Moreover, traders often become jittery when the Fed policymakers meet to discuss interest rates. It is widely expected that the central bank will hold interest rates at their historic low of essentially zero, but investors are waiting to see what the Fed has to say about the economy when the meeting concludes Wednesday.
"It's pretty clear that a lot of people are pulling back any bets pending what is going to happen with the Fed," said Max Bublitz, chief strategist at SCM Advisors in San Francisco.
There were some troubling developments during the day, however. Downbeat comments from analysts about banks weighed on the market. Analyst Richard Bove of Rochdale Securities predicted that bank earnings won't improve for the second half of the year and that many companies will post losses.
"It just takes the euphoria feelings off the table," said Dave Rovelli, managing director of trading at brokerage Canaccord Adams in New York, referring to Bove's comments and recent optimism among investors.
With many traders on vacation, volume was light, which tends to skew price moves.
The Dow Jones industrial average fell 96.50, or 1%, to 9,241.45. It was down 121 points at its low of the day. The Dow slipped 32 points Monday.
The broader S&P 500 index fell 12.75, or 1.3%, to 994.35.
It was the biggest drop for both the Dow and the S&P 500 index since July 7.
The Nasdaq composite index fell 22.51, or 1.1%, to 1,969.73, while the Russell 2000 index of smaller companies fell 9.75, or 1.7%, to 562.12.
About three stocks fell for every one that rose on the New York Stock Exchange, where volume came to 1.2 billion shares compared with 1.1 billion Monday.
The Chicago Board Options Exchange's Volatility Index spiked in a sign of investors' nervousness. The VIX, also known as the market's fear index, rose 4% to 25.99, its highest level in a month. It is down 35% in 2009 and its historical average is 18-20. It hit a record 89.5 in October at the height of the financial crisis.
Bond prices jumped. The gains followed a solid showing at the first of the week's three auctions for a record $75 billion in debt. Prices often fall when the government introduces supply to the market. The sale Tuesday was for $37 billion in three-year notes and the government will auction $23 billion in 10-year notes Wednesday.

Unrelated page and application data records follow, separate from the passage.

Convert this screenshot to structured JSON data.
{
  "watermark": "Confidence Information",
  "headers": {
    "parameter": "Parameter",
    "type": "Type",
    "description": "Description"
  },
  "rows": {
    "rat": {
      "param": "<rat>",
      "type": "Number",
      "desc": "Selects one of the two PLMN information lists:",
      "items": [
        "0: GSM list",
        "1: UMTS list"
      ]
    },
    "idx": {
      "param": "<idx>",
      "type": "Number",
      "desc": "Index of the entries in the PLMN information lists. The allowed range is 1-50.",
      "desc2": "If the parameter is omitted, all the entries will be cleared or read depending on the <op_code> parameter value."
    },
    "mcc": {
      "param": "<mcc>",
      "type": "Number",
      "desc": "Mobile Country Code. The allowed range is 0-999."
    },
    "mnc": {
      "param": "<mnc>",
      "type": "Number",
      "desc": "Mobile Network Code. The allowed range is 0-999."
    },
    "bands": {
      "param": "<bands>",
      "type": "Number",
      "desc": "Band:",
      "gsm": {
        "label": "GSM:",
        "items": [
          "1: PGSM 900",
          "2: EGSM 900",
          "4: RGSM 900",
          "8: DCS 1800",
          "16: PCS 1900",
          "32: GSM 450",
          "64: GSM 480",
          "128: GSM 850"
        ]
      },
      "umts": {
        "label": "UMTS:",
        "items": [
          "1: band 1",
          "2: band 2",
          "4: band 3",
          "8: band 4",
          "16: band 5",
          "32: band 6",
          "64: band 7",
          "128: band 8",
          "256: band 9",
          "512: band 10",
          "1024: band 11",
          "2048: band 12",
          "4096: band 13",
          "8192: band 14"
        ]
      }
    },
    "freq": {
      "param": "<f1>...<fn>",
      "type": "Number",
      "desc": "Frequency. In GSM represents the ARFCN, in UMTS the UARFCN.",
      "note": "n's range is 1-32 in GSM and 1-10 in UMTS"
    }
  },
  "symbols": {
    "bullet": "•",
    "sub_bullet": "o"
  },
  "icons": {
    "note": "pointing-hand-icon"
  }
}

Investors are watching for a drop in buyers because that could force the government to increase the interest it pays, which would drive up borrowing costs for consumers and slow an economic recovery.
The yield on the benchmark 10-year Treasury note, which moves opposite its price, fell to 3.67% from 3.78%.
Among banks, Citigroupc fell 25 cents, or 6.4%, to $3.69. Bank of Americabac fell 83 cents, or 5%, to $15.85.
Bond insurer MBIA mbi tumbled 78 cents, or 12.6%, to $5.39 after J.P. Morgan Securities cut its rating on the stock over concerns the company could face steep losses from bad debt.
The KBW Bank Index, which tracks 24 of the nation's largest banks, slid 4.4%.
Wal-Mart Storeswmt rose 32 cents to $50.04 as investors looked for safe-haven investments.
The day's economic readings were mixed. The Commerce Department said inventories fell 1.7% in June. That was nearly double the drop economists had expected. The drop has contributed to the recession.
The Labor Department said productivity — which measures the amount of output per hour of work — grew a greater-than-expected 6.4% during the second quarter.
In other trading, crude oil fell $1.15 to settle at $69.45 a barrel on the New York Mercantile Exchange.
The dollar was mixed against other major currencies, while gold prices fell.
Overseas, Britain's FTSE 100 fell 1.1%, Germany's DAX index tumbled 2.4%, and France's CAC-40 dropped 1.4%. Japan's Nikkei stock average rose 0.6%.